Researchers discovered multiple unsigned firmware in various system components such as WiFi adapters, USB hubs, trackpads, and cameras used in Lenovo, Dell, HP and other major manufacturers.
The flaws existing in these components allowed the attackers to compromise millions of Windows and Linux systems, and exfiltrate the data, disrupt the operation also implant the malware.
Once firmware components are infected, it allowed attackers to implant malware that stays undetected by any software security controls.
The primary issue in the flaw is that many of the peripheral devices do not verify that firmware is properly signed with a high-quality public/private key before running the code.
It means these above list components have no way to validate that the firmware loaded by the device is properly authenticated and trusted.
It can be taking advantage of the attacker and simply insert a malicious or vulnerable firmware image that eventually trusted by the component blindly and let it run on the device.
In results, Unsigned firmware in wifi adapters, USB hubs, trackpads, laptop cameras and network interface cards provides multiple pathways for malicious attackers to compromise laptops and servers.
Researchers explain the following very simple and powerful scenario for an attack:
- An attacker gains access to a device via any method, such as malware delivered via email or a malicious website, or an evil maid attack. With basic user privileges, the attacker/malware could write malicious firmware to a vulnerable component.
- If the component doesn’t require the firmware to be properly signed, the attacker’s code is loaded and run by the component.
- The attacker can then use the unique functionality and privileges of that component to further an attack.
For example, If the malicious firmware implant in the network adaptor, it allows attackers to sniff, copy, redirect, or alter traffic leading to a loss of data, man-in-the-middle and other attacks.
Insecure Firmware In Peripherals
Researchers from Eclypsium explains some of the vulnerable firmware in various computer brands such as Lenovo, Dell and USB adapter.
Touchpad and TrackPoint Firmware in Lenovo Laptops:
Researchers analyzed a Lenovo ThinkPad X1 Carbon 6th Gen laptop that used the following firmware.
- Touchpad Firmware: pr2812761-tm3288-011-0808.img
- TrackPoint Firmware: PSG5E5_RANKA_fv06.bin
Both firmware contains an insecure update mechanism, and it doesn’t require any cryptographic signature verification before applied the firmware update.
It potentially allowed attackers to modify the firmware images through software to run arbitrary malicious code within these components.
HP Wide Vision FHD Camera Firmware in HP Laptops:-

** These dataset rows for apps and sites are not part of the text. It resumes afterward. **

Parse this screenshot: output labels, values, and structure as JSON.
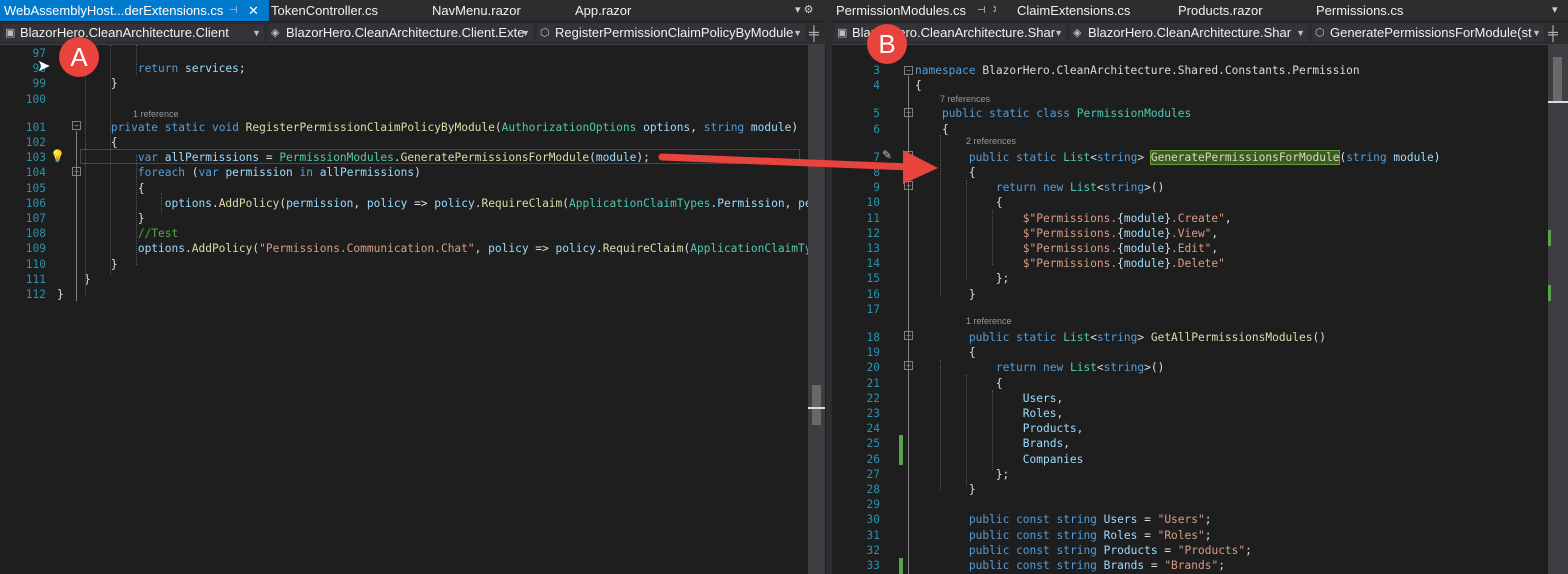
{
  "left_pane": {
    "tabs": [
      {
        "label": "WebAssemblyHost...derExtensions.cs",
        "active": true
      },
      {
        "label": "TokenController.cs",
        "active": false
      },
      {
        "label": "NavMenu.razor",
        "active": false
      },
      {
        "label": "App.razor",
        "active": false
      }
    ],
    "tab_pin_icon": "pin-icon",
    "tab_close_glyph": "✕",
    "tab_tools": "▾ ⚙",
    "nav": {
      "project": "BlazorHero.CleanArchitecture.Client",
      "class": "BlazorHero.CleanArchitecture.Client.Exte",
      "member": "RegisterPermissionClaimPolicyByModule"
    },
    "lines": [
      {
        "n": "97",
        "html": ""
      },
      {
        "n": "98",
        "html": "            <span class='k'>return</span> <span class='v'>services</span>;"
      },
      {
        "n": "99",
        "html": "        }"
      },
      {
        "n": "100",
        "html": ""
      },
      {
        "n": "101",
        "html": "        <span class='k'>private</span> <span class='k'>static</span> <span class='k'>void</span> <span class='m'>RegisterPermissionClaimPolicyByModule</span>(<span class='t'>AuthorizationOptions</span> <span class='v'>options</span>, <span class='k'>string</span> <span class='v'>module</span>)"
      },
      {
        "n": "102",
        "html": "        {"
      },
      {
        "n": "103",
        "html": "            <span class='k'>var</span> <span class='v'>allPermissions</span> = <span class='t'>PermissionModules</span>.<span class='m'>GeneratePermissionsForModule</span>(<span class='v'>module</span>);"
      },
      {
        "n": "104",
        "html": "            <span class='k'>foreach</span> (<span class='k'>var</span> <span class='v'>permission</span> <span class='k'>in</span> <span class='v'>allPermissions</span>)"
      },
      {
        "n": "105",
        "html": "            {"
      },
      {
        "n": "106",
        "html": "                <span class='v'>options</span>.<span class='m'>AddPolicy</span>(<span class='v'>permission</span>, <span class='v'>policy</span> =&gt; <span class='v'>policy</span>.<span class='m'>RequireClaim</span>(<span class='t'>ApplicationClaimTypes</span>.<span class='v'>Permission</span>, <span class='v'>per</span>"
      },
      {
        "n": "107",
        "html": "            }"
      },
      {
        "n": "108",
        "html": "            <span class='c'>//Test</span>"
      },
      {
        "n": "109",
        "html": "            <span class='v'>options</span>.<span class='m'>AddPolicy</span>(<span class='s'>\"Permissions.Communication.Chat\"</span>, <span class='v'>policy</span> =&gt; <span class='v'>policy</span>.<span class='m'>RequireClaim</span>(<span class='t'>ApplicationClaimTyp</span>"
      },
      {
        "n": "110",
        "html": "        }"
      },
      {
        "n": "111",
        "html": "    }"
      },
      {
        "n": "112",
        "html": "}"
      }
    ],
    "reference_lens": "1 reference"
  },
  "right_pane": {
    "tabs": [
      {
        "label": "PermissionModules.cs",
        "active": false
      },
      {
        "label": "ClaimExtensions.cs",
        "active": false
      },
      {
        "label": "Products.razor",
        "active": false
      },
      {
        "label": "Permissions.cs",
        "active": false
      }
    ],
    "tab_close_glyph": "✕",
    "tab_tools": "▾",
    "nav": {
      "project": "BlazorHero.CleanArchitecture.Shar",
      "class": "BlazorHero.CleanArchitecture.Shar",
      "member": "GeneratePermissionsForModule(st"
    },
    "lines": [
      {
        "n": "3",
        "html": "<span class='k'>namespace</span> <span class='p'>BlazorHero.CleanArchitecture.Shared.Constants.Permission</span>"
      },
      {
        "n": "4",
        "html": "{"
      },
      {
        "n": "5",
        "html": "    <span class='k'>public</span> <span class='k'>static</span> <span class='k'>class</span> <span class='t'>PermissionModules</span>"
      },
      {
        "n": "6",
        "html": "    {"
      },
      {
        "n": "7",
        "html": "        <span class='k'>public</span> <span class='k'>static</span> <span class='t'>List</span>&lt;<span class='k'>string</span>&gt; <span class='m hl'>GeneratePermissionsForModule</span>(<span class='k'>string</span> <span class='v'>module</span>)"
      },
      {
        "n": "8",
        "html": "        {"
      },
      {
        "n": "9",
        "html": "            <span class='k'>return</span> <span class='k'>new</span> <span class='t'>List</span>&lt;<span class='k'>string</span>&gt;()"
      },
      {
        "n": "10",
        "html": "            {"
      },
      {
        "n": "11",
        "html": "                <span class='s'>$\"Permissions.</span>{<span class='v'>module</span>}<span class='s'>.Create\"</span>,"
      },
      {
        "n": "12",
        "html": "                <span class='s'>$\"Permissions.</span>{<span class='v'>module</span>}<span class='s'>.View\"</span>,"
      },
      {
        "n": "13",
        "html": "                <span class='s'>$\"Permissions.</span>{<span class='v'>module</span>}<span class='s'>.Edit\"</span>,"
      },
      {
        "n": "14",
        "html": "                <span class='s'>$\"Permissions.</span>{<span class='v'>module</span>}<span class='s'>.Delete\"</span>"
      },
      {
        "n": "15",
        "html": "            };"
      },
      {
        "n": "16",
        "html": "        }"
      },
      {
        "n": "17",
        "html": ""
      },
      {
        "n": "18",
        "html": "        <span class='k'>public</span> <span class='k'>static</span> <span class='t'>List</span>&lt;<span class='k'>string</span>&gt; <span class='m'>GetAllPermissionsModules</span>()"
      },
      {
        "n": "19",
        "html": "        {"
      },
      {
        "n": "20",
        "html": "            <span class='k'>return</span> <span class='k'>new</span> <span class='t'>List</span>&lt;<span class='k'>string</span>&gt;()"
      },
      {
        "n": "21",
        "html": "            {"
      },
      {
        "n": "22",
        "html": "                <span class='v'>Users</span>,"
      },
      {
        "n": "23",
        "html": "                <span class='v'>Roles</span>,"
      },
      {
        "n": "24",
        "html": "                <span class='v'>Products</span>,"
      },
      {
        "n": "25",
        "html": "                <span class='v'>Brands</span>,"
      },
      {
        "n": "26",
        "html": "                <span class='v'>Companies</span>"
      },
      {
        "n": "27",
        "html": "            };"
      },
      {
        "n": "28",
        "html": "        }"
      },
      {
        "n": "29",
        "html": ""
      },
      {
        "n": "30",
        "html": "        <span class='k'>public</span> <span class='k'>const</span> <span class='k'>string</span> <span class='v'>Users</span> = <span class='s'>\"Users\"</span>;"
      },
      {
        "n": "31",
        "html": "        <span class='k'>public</span> <span class='k'>const</span> <span class='k'>string</span> <span class='v'>Roles</span> = <span class='s'>\"Roles\"</span>;"
      },
      {
        "n": "32",
        "html": "        <span class='k'>public</span> <span class='k'>const</span> <span class='k'>string</span> <span class='v'>Products</span> = <span class='s'>\"Products\"</span>;"
      },
      {
        "n": "33",
        "html": "        <span class='k'>public</span> <span class='k'>const</span> <span class='k'>string</span> <span class='v'>Brands</span> = <span class='s'>\"Brands\"</span>;"
      }
    ],
    "reference_lenses": [
      "7 references",
      "2 references",
      "1 reference"
    ]
  },
  "annotations": {
    "marker_a": "A",
    "marker_b": "B",
    "arrow_color": "#e8433d"
  }
}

A firmware update distributed by HP components was unencrypted and lacked authenticity checks.
Also, these firmware doesn’t contains any form of cryptographic signature or other authenticity information.
“Researchers confirmed this vulnerability by modifying USB descriptors on a device that was updated with the tool. Of particular note, the SunplusIT firmware updater can successfully update a device even as a normal user. Firmware updates should require Administrator access.”
WiFi Adapter on Dell XPS Laptop:-
During this research, experts demonstrate the flaw that allows modifying the firmware of the WiFi adapter on a Dell XPS 15 9560 laptops running Windows 10.
In this above image, the firmware image for the WiFi adapter is correctly signed by the drivers and also it displayed the small certificate icon.
Once researchers modified the firmware image for the Wifi adapter, the certificate icon is gone way.
Researchers tested the unsigned firmware in a network interface card (NIC) chipset, in which specifically the Broadcom BCM5719 chipset in the NIC was used in this demonstration, and is commonly used in current-generation servers from multiple manufacturers.
In this demonstration, researchers intercept the contents of BMC network packets, provide those contents to malware running on the host and also they were able to modify BMC traffic online.
A malicious attack on a NIC can have a profound impact on the server, compromising the operating system remotely, providing a remote backdoor, snooping and exfiltrating raw network traffic and bypassing operating system firewalls to extract data or deliver ransomware.
These critical flaws clearly indicate that unsigned firmware can lead to the loss of data, integrity, and privacy, and can allow attackers to gain privileges and hide from traditional security controls.